It’s actually a very simple idea, Google took all of it’s privacy policies on all of it’s services (which numbered somewhere north of 60), and unified everything under one policy. It’s a step to make using Google tools and websites a little slicker for the end user, and to deliver a more personalized web and browsing experience. And yet, as early as this morning, 36 U.S. state Attorney Generals weighing in with a strongly worded letter, and a pan-European privacy commission starting up an investigation into the new privacy policy.

As a daily user of the web, Google, Bing, Yahoo and a vast majority of their tools and services, I’m having trouble with the issues that are being brought up with regards to the new policy. When Google first introduced the idea, one of the first terms which needs to be satisfied in order to glean your personalized information was: sign into your Google account. If you don’t sign into your account, anything you search for via the search enging, any videos you view, will just be dumped into that already existing cache of trends and web usage.

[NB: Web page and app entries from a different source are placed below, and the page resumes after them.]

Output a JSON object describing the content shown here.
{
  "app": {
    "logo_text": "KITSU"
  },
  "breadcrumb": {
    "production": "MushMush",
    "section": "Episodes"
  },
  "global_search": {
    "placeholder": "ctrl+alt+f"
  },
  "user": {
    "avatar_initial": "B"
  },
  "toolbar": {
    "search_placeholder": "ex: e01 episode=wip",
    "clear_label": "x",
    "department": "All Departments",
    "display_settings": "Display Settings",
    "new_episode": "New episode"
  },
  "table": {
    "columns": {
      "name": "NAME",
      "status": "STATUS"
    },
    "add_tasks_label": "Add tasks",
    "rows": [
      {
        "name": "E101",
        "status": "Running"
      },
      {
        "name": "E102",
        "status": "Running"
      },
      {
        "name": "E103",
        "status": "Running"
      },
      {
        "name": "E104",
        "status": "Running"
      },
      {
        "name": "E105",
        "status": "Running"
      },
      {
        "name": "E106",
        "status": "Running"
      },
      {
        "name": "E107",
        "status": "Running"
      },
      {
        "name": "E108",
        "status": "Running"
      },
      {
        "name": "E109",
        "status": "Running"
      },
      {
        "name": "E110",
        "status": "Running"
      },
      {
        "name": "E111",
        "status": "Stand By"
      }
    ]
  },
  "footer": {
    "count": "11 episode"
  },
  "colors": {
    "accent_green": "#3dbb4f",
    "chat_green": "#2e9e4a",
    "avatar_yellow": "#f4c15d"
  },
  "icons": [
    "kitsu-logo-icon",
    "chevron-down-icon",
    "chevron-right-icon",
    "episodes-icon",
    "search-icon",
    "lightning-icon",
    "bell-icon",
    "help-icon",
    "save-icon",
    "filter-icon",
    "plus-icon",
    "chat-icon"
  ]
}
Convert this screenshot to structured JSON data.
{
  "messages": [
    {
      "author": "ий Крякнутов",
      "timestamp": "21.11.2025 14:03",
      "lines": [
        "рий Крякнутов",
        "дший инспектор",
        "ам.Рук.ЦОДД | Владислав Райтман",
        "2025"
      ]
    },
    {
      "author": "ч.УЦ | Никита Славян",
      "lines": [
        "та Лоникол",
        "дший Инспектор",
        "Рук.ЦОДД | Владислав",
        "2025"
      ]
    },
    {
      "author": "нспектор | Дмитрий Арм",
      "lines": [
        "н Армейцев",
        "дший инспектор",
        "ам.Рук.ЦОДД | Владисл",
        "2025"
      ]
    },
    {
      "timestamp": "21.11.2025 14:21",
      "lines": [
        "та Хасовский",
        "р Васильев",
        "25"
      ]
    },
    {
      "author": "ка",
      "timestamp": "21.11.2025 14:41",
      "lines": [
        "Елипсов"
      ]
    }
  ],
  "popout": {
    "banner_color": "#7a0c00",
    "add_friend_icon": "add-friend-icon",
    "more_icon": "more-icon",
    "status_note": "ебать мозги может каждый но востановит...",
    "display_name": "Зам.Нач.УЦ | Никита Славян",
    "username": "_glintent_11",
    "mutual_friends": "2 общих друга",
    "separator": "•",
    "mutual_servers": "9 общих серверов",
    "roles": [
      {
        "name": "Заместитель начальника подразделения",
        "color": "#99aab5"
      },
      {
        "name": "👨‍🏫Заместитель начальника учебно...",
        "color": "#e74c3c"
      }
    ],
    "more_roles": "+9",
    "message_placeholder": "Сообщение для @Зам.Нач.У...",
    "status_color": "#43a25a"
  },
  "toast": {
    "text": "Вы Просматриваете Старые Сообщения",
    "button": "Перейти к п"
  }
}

If you happen to be signed into your account, using Gmail, Docs or some other tool, then your search will possibly (likely) be used as an advertising tool at some point down the road.

I would have to admit, the confusion for me exists where users are calling it an infringement of privacy of what they are doing on the internet. But as someone so eloquently put it in a discussion I’d had about the new policy: Unless you’ve been living in the hills, hunting for your food and clothes and being completely cut off from *everything* in this techno world, you have a web history, it’s been recorded, and it is used to deliver advertising to you.